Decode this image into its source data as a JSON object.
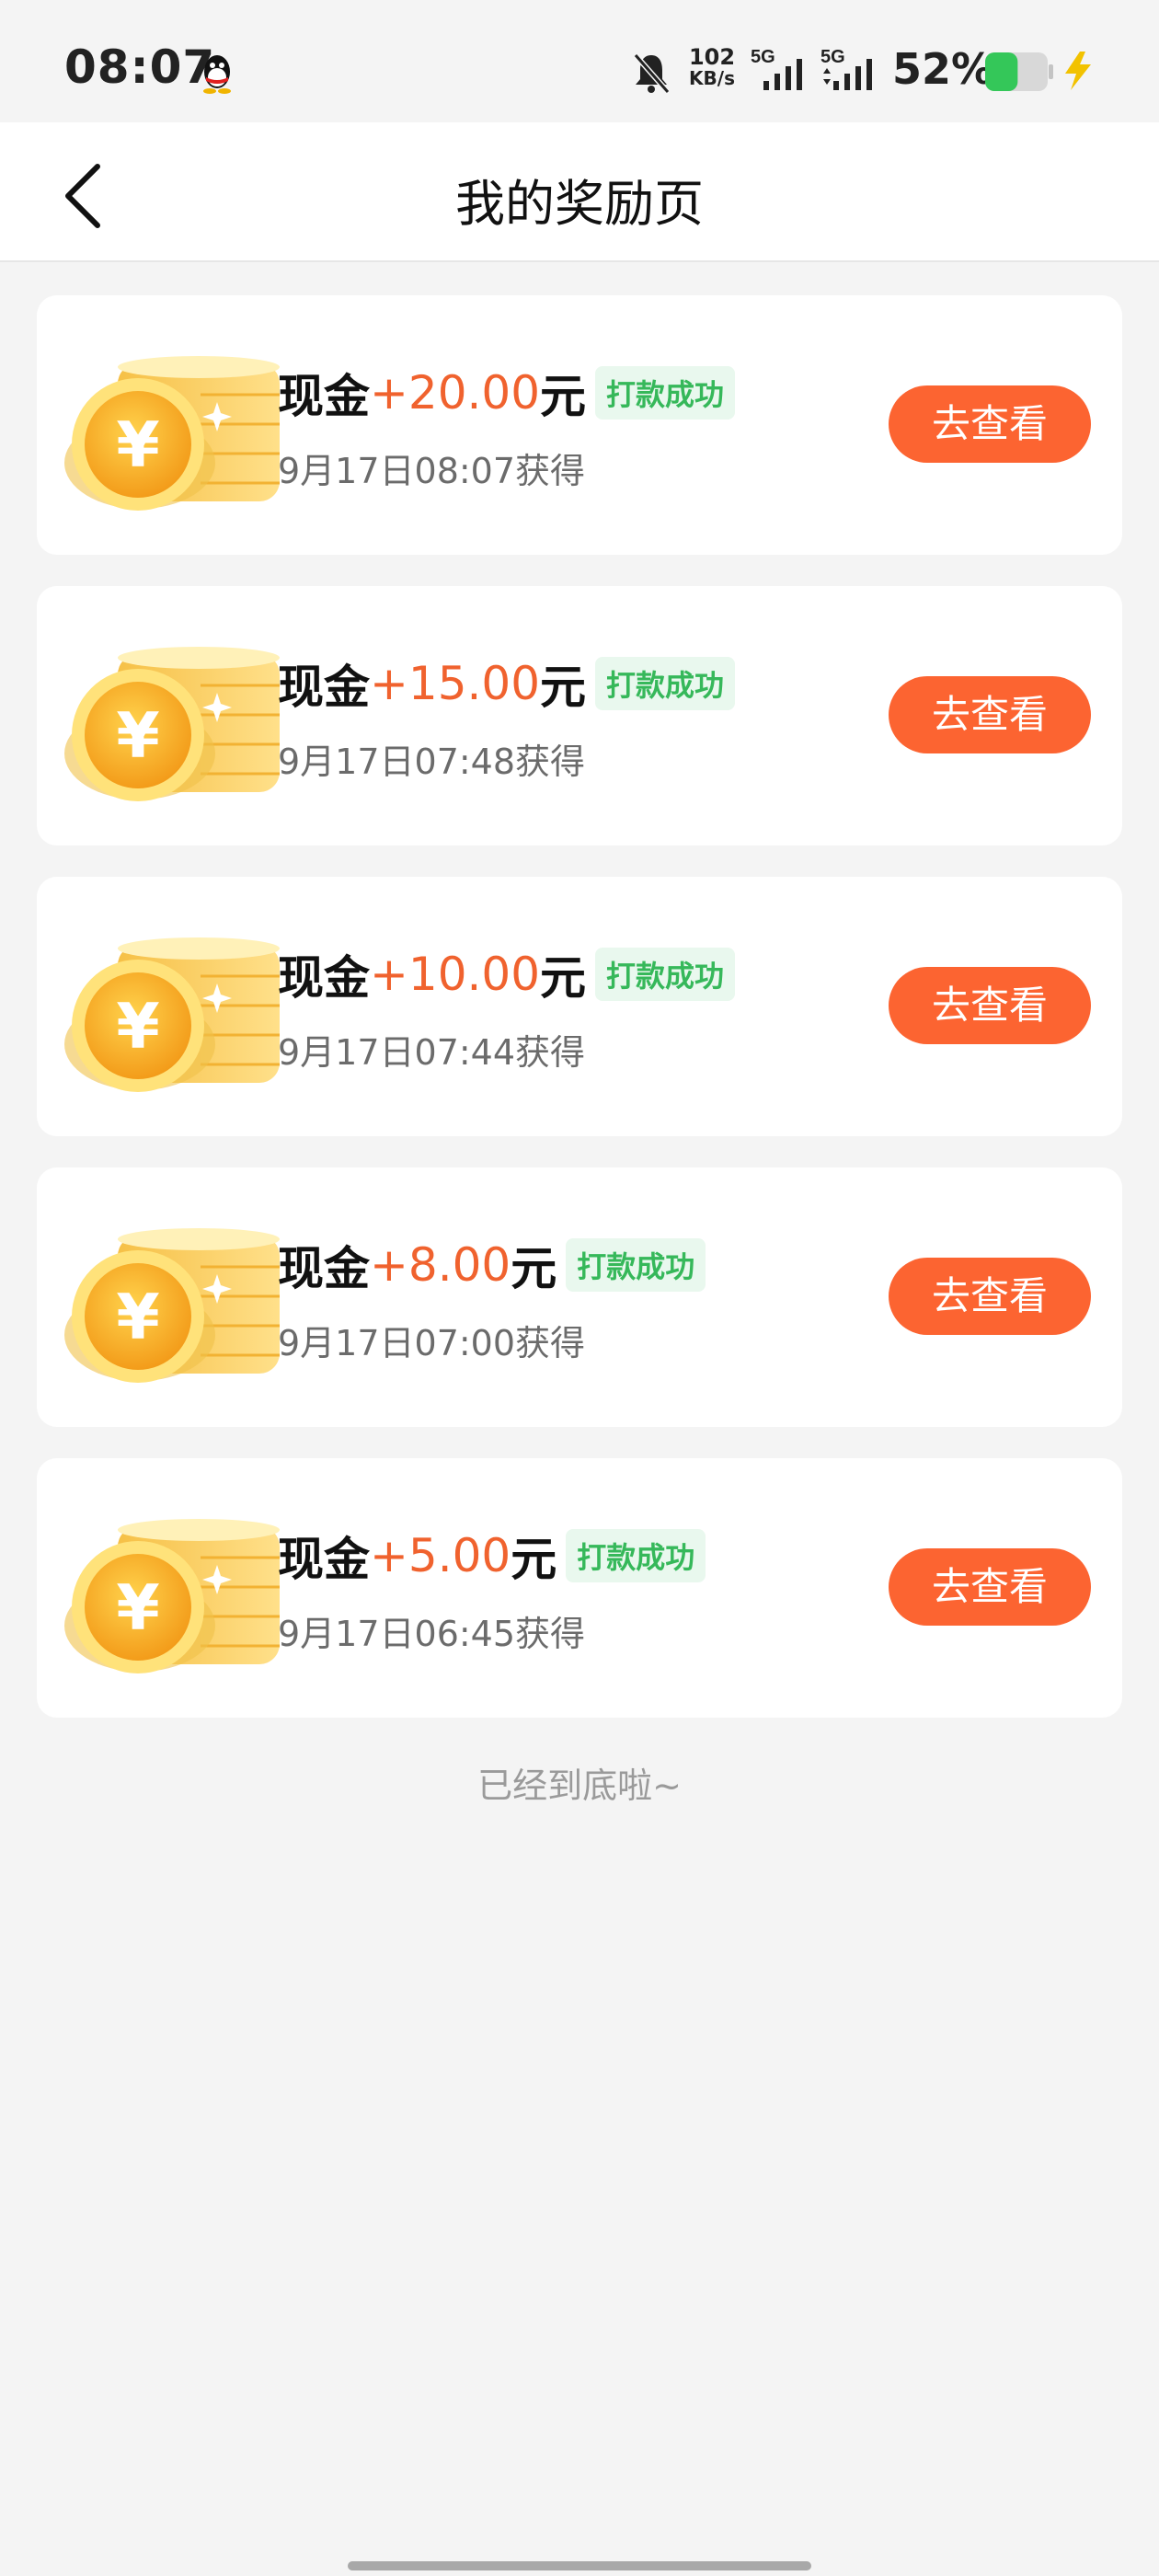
{
  "status_bar": {
    "time": "08:07",
    "net_speed": "102",
    "net_unit": "KB/s",
    "sim1": "5G",
    "sim2": "5G",
    "battery": "52%",
    "battery_level": 0.52,
    "icons": [
      "qq-icon",
      "bell-muted-icon",
      "signal-icon",
      "battery-icon",
      "charging-bolt-icon"
    ]
  },
  "header": {
    "title": "我的奖励页",
    "back_icon": "chevron-left-icon"
  },
  "rewards": [
    {
      "label": "现金",
      "amount": "+20.00",
      "unit": "元",
      "status": "打款成功",
      "time": "9月17日08:07获得",
      "button": "去查看"
    },
    {
      "label": "现金",
      "amount": "+15.00",
      "unit": "元",
      "status": "打款成功",
      "time": "9月17日07:48获得",
      "button": "去查看"
    },
    {
      "label": "现金",
      "amount": "+10.00",
      "unit": "元",
      "status": "打款成功",
      "time": "9月17日07:44获得",
      "button": "去查看"
    },
    {
      "label": "现金",
      "amount": "+8.00",
      "unit": "元",
      "status": "打款成功",
      "time": "9月17日07:00获得",
      "button": "去查看"
    },
    {
      "label": "现金",
      "amount": "+5.00",
      "unit": "元",
      "status": "打款成功",
      "time": "9月17日06:45获得",
      "button": "去查看"
    }
  ],
  "footer": {
    "end_text": "已经到底啦~"
  },
  "colors": {
    "accent": "#fc6431",
    "amount": "#f0622e",
    "success": "#36b85a",
    "background": "#f4f4f4"
  }
}
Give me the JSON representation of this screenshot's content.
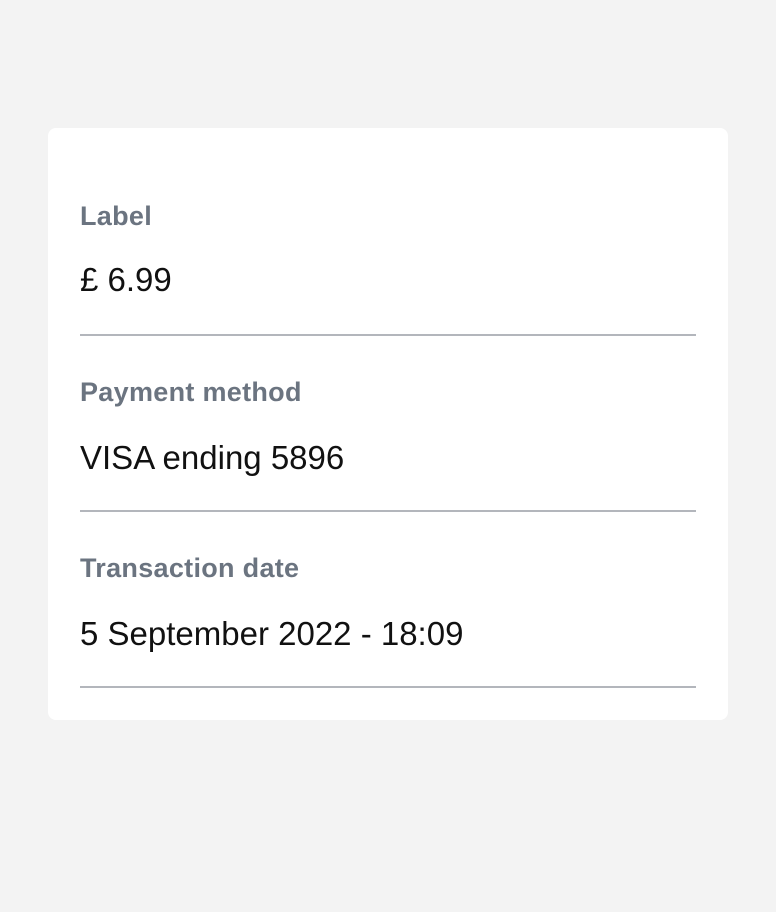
{
  "details": {
    "rows": [
      {
        "label": "Label",
        "value": "£ 6.99"
      },
      {
        "label": "Payment method",
        "value": "VISA ending 5896"
      },
      {
        "label": "Transaction date",
        "value": "5 September 2022 - 18:09"
      }
    ]
  }
}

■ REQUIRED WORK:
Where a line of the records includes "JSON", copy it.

■ ANSWER BELOW:
Decode this image into its source data as a JSON object.
Give me the JSON representation of this screenshot's content.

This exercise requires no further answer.